realms_index.json will be an index of all realms with some basic information that I’ll be able to parse quickly into an array.
Each realm will then be stored in a folder, titled with the realm’s slug, for example kingdom_of_england. Within that I’ll have two files:
- realm.json containing top-level statistical information, and
- realm.md containing a narrative overview of the realm.
realm.md will probably end out looking like a wikipedia entry for a country though at some point, I may decide to break it up into separate files such as: history.md, geography.md and government.md et cetera.
Each realm will have any number of regions. My thinking at the moment is to include a region as a separate folder containing multiple settlements. I’m not 100% convinced this is the right approach (the other approach being to tag a settlement’s metadata with a region). Regions represent administrative districts or provinces within a realm with historical examples being:
- Roman imperial and senatorial provinces
- Satrapies of the Persian Empire
- Counties, baronies, duchies and principalities of the Kingdom of England
- Diocese and bishoric in the papal states and Holy Roman Empire
- The kuni (国) han (藩) of Feudal Japan
- The Thirteen Colonies of North America.
In centralised and well organised states this makes sense, but in the middle ages, where rulers could be a king in one realm and a duke in another, administration was much more complicated.
Given the complexity and variety of realms we could complete, I want to build into the application the ability to use different templates. This may sit at the realm or settlement level or both. Implementing it has proved to be easy but I’ll have to experiment a bit to see how practical it is.
As with the other modules, the basis of the create_realm tool will be to duplicate the realm template and begin to customise it as a new realm inside the world folder. However, part of that customisation will be to generate much more data about the realm than I’ve previously done.
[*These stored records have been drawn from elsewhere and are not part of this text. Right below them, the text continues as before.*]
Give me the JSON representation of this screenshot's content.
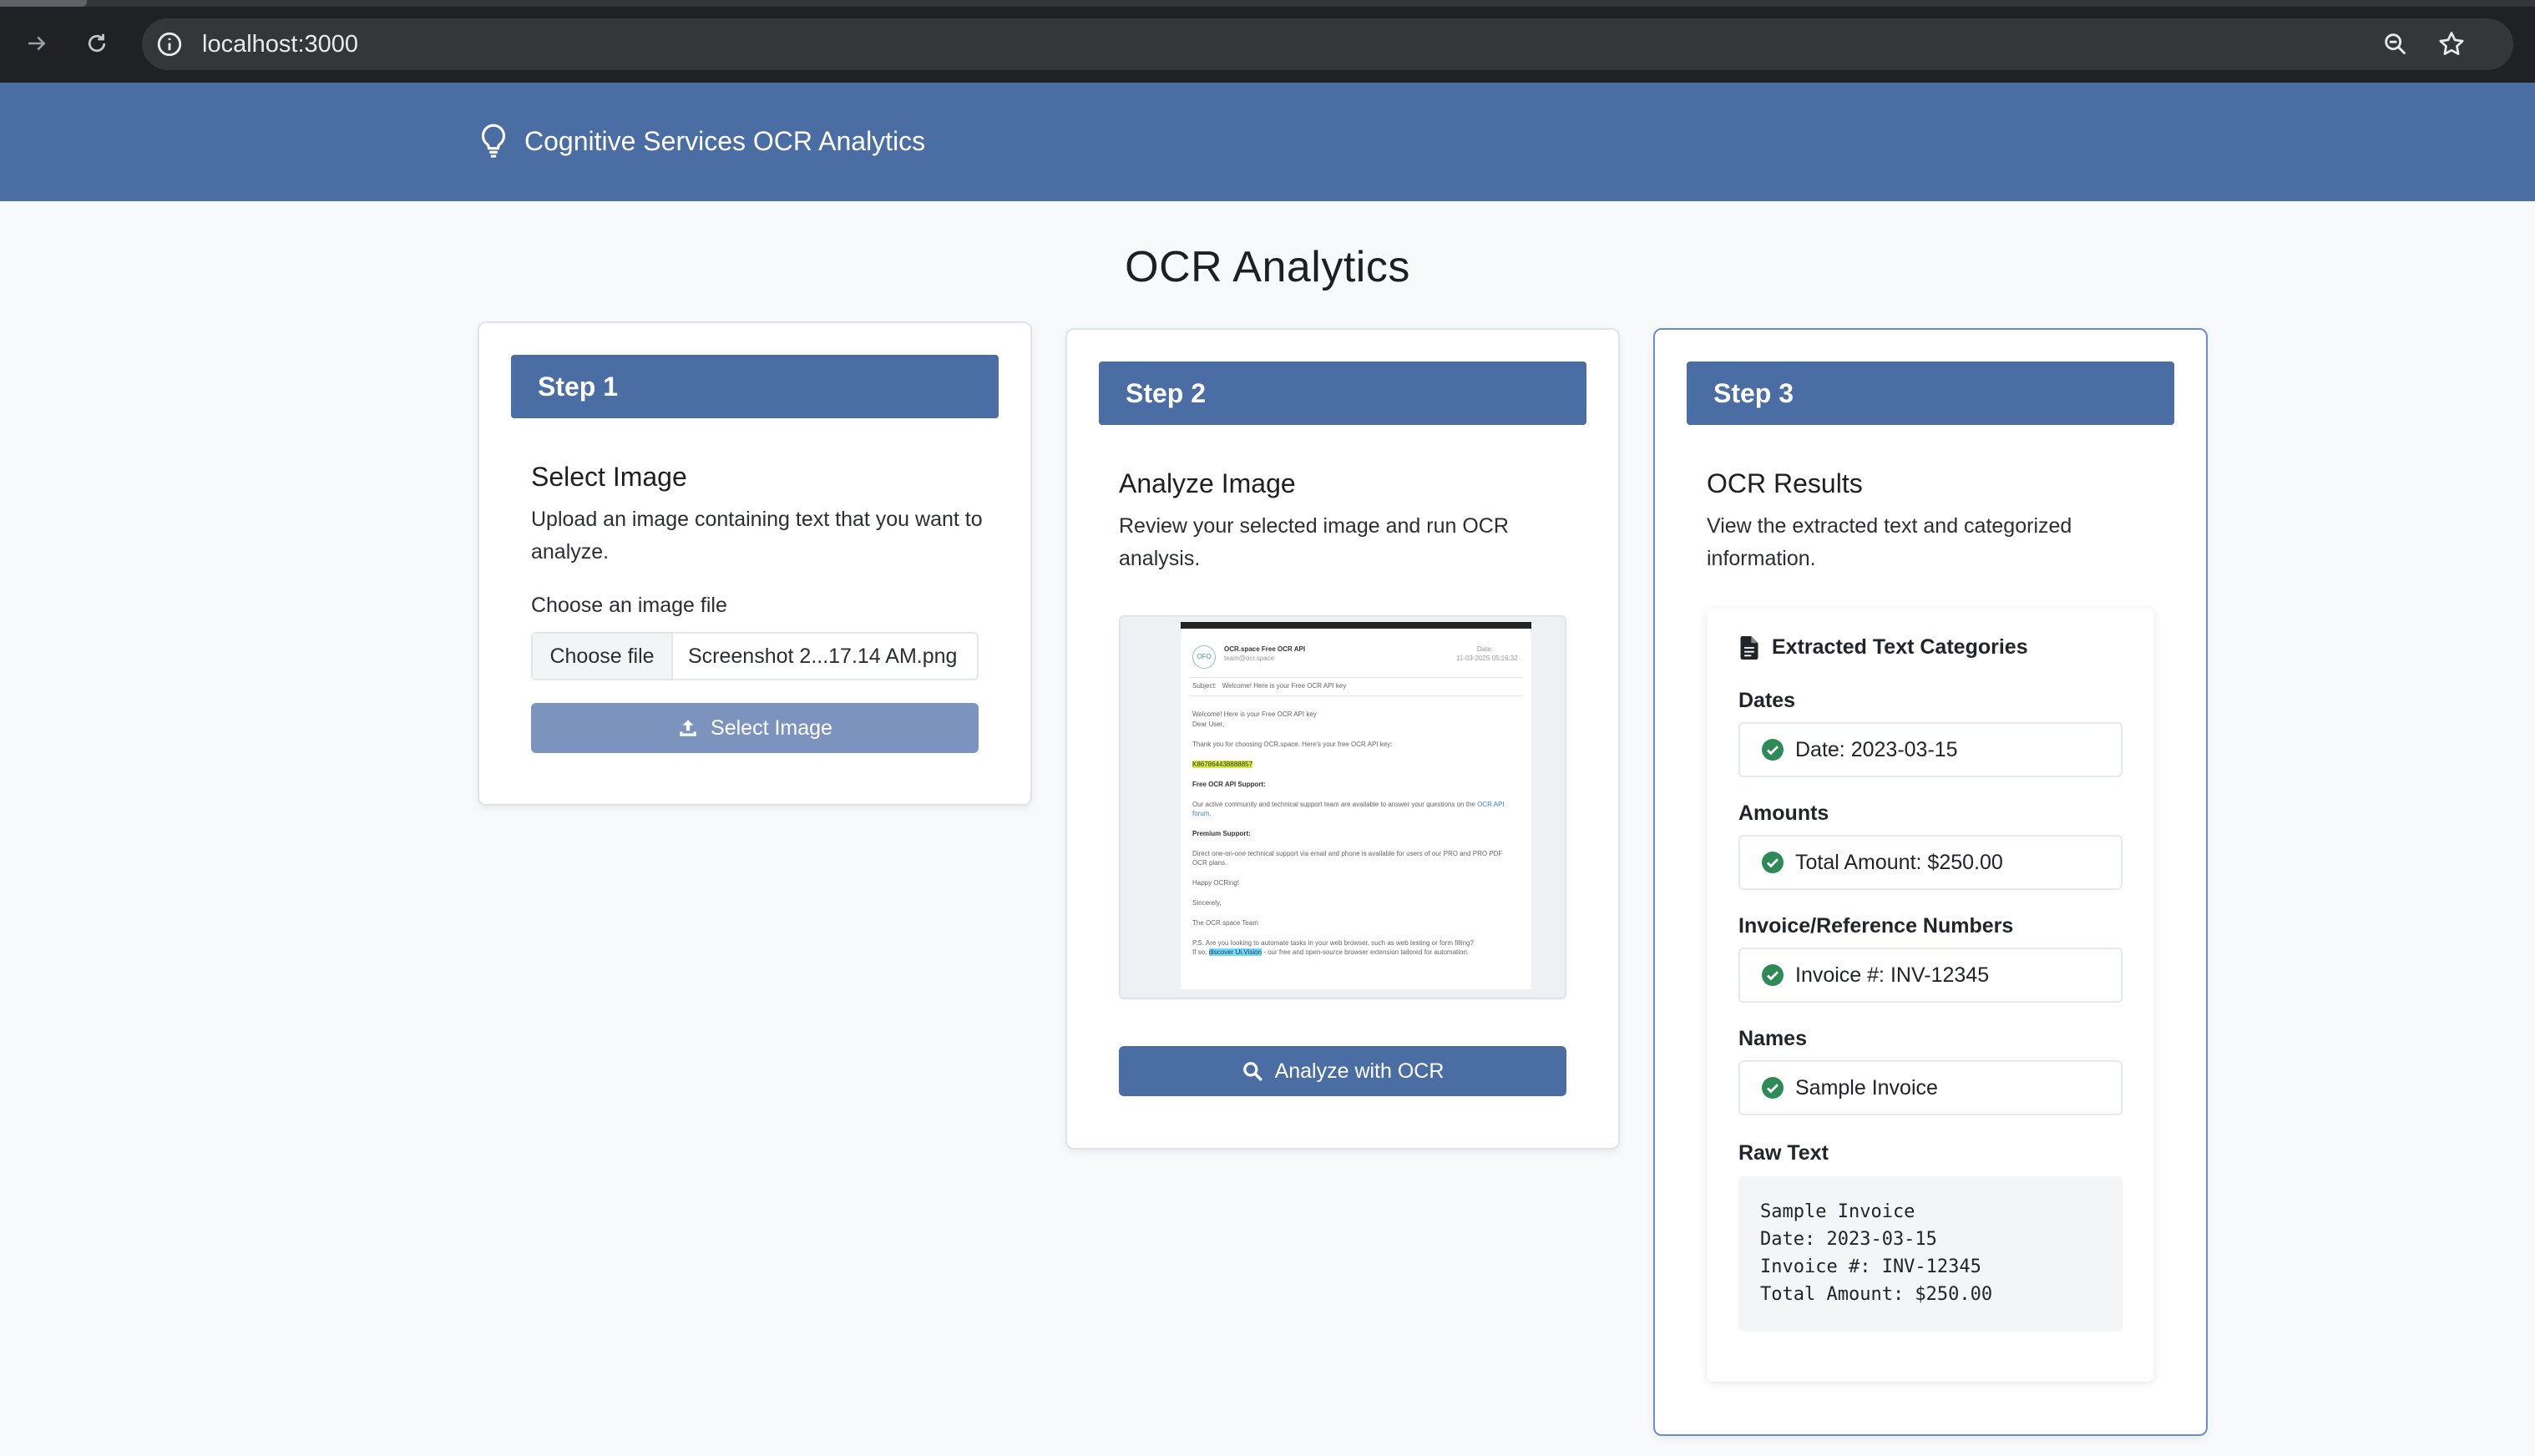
{
  "browser": {
    "url": "localhost:3000"
  },
  "app": {
    "brand": "Cognitive Services OCR Analytics",
    "page_title": "OCR Analytics"
  },
  "step1": {
    "header": "Step 1",
    "title": "Select Image",
    "description": "Upload an image containing text that you want to analyze.",
    "file_label": "Choose an image file",
    "choose_button": "Choose file",
    "file_name": "Screenshot 2...17.14 AM.png",
    "select_button": "Select Image"
  },
  "step2": {
    "header": "Step 2",
    "title": "Analyze Image",
    "description": "Review your selected image and run OCR analysis.",
    "analyze_button": "Analyze with OCR"
  },
  "step3": {
    "header": "Step 3",
    "title": "OCR Results",
    "description": "View the extracted text and categorized information.",
    "results_title": "Extracted Text Categories",
    "categories": [
      {
        "label": "Dates",
        "value": "Date: 2023-03-15"
      },
      {
        "label": "Amounts",
        "value": "Total Amount: $250.00"
      },
      {
        "label": "Invoice/Reference Numbers",
        "value": "Invoice #: INV-12345"
      },
      {
        "label": "Names",
        "value": "Sample Invoice"
      }
    ],
    "raw_label": "Raw Text",
    "raw_text": "Sample Invoice\nDate: 2023-03-15\nInvoice #: INV-12345\nTotal Amount: $250.00"
  },
  "colors": {
    "primary": "#4a6da3",
    "success": "#2e8b57",
    "background": "#f8f9fb"
  }
}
So the tasks I want the tool to accomplish are:
- Duplicate the realm template (user’s choice), renaming various default files and folders accordingly
- Ask for key geographical information including:
- Area of the realm in square miles
- The Realm’s population density
- The level of urbanisation
- The average population of an urban settlement
- The average population of a rural settlement
- Use that supplied information to generate the realm’s:
- Total population and population pools for urban settlements and the hinterland
- Ratios of arable land to wilderness
- Approximate number of urban settlements
- Approximate number of rural settlements
- Possibly the realm’s capital city
Once the the geographic information is entered, the application then uses is it to calculate the data listed above according to the following formulae:
- Total population is the Area x Population
- Urban population pool is based on the urbanisation percentage of the total population
- The Hinterland population is what’s left of the total population
- Arable land is calculated as the amount of land needed to feed the total population with the wilderness being what’s left
- No. of urban settlements is the urban population divided by the average population of urban settlements*
- No. of rural settlements is the hinterland population divided by the average population of rural settlements
Note These are averages only rather than representative of the actual number of settlements. When I go to generate settlements, I’ll use a more complex algorithm.
Generating the capital city is also something I want to do. Since the capital city is a settlement, I’ll write about that in my next post as segwey into the development of the settlement module.